Go through the entries below and print each one exactly.

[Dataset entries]
· · ·
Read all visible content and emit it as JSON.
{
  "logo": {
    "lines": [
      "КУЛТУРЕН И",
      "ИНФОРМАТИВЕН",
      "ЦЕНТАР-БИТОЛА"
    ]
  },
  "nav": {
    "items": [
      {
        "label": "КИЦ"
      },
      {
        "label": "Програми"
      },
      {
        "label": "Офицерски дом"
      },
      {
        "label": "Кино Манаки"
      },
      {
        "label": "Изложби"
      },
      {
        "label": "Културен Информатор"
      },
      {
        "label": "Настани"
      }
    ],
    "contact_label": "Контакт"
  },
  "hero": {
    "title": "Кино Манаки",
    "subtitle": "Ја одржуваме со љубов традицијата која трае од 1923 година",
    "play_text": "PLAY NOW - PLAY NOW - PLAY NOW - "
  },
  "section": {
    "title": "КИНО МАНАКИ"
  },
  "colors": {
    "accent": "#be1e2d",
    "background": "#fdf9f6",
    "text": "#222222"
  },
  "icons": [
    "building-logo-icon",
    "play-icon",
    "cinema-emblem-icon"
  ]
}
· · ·
**Exercise answer**:
Read all visible content and emit it as JSON.
{
  "logo": {
    "lines": [
      "КУЛТУРЕН И",
      "ИНФОРМАТИВЕН",
      "ЦЕНТАР-БИТОЛА"
    ]
  },
  "nav": {
    "items": [
      {
        "label": "КИЦ"
      },
      {
        "label": "Програми"
      },
      {
        "label": "Офицерски дом"
      },
      {
        "label": "Кино Манаки"
      },
      {
        "label": "Изложби"
      },
      {
        "label": "Културен Информатор"
      },
      {
        "label": "Настани"
      }
    ],
    "contact_label": "Контакт"
  },
  "hero": {
    "title": "Кино Манаки",
    "subtitle": "Ја одржуваме со љубов традицијата која трае од 1923 година",
    "play_text": "PLAY NOW - PLAY NOW - PLAY NOW - "
  },
  "section": {
    "title": "КИНО МАНАКИ"
  },
  "colors": {
    "accent": "#be1e2d",
    "background": "#fdf9f6",
    "text": "#222222"
  },
  "icons": [
    "building-logo-icon",
    "play-icon",
    "cinema-emblem-icon"
  ]
}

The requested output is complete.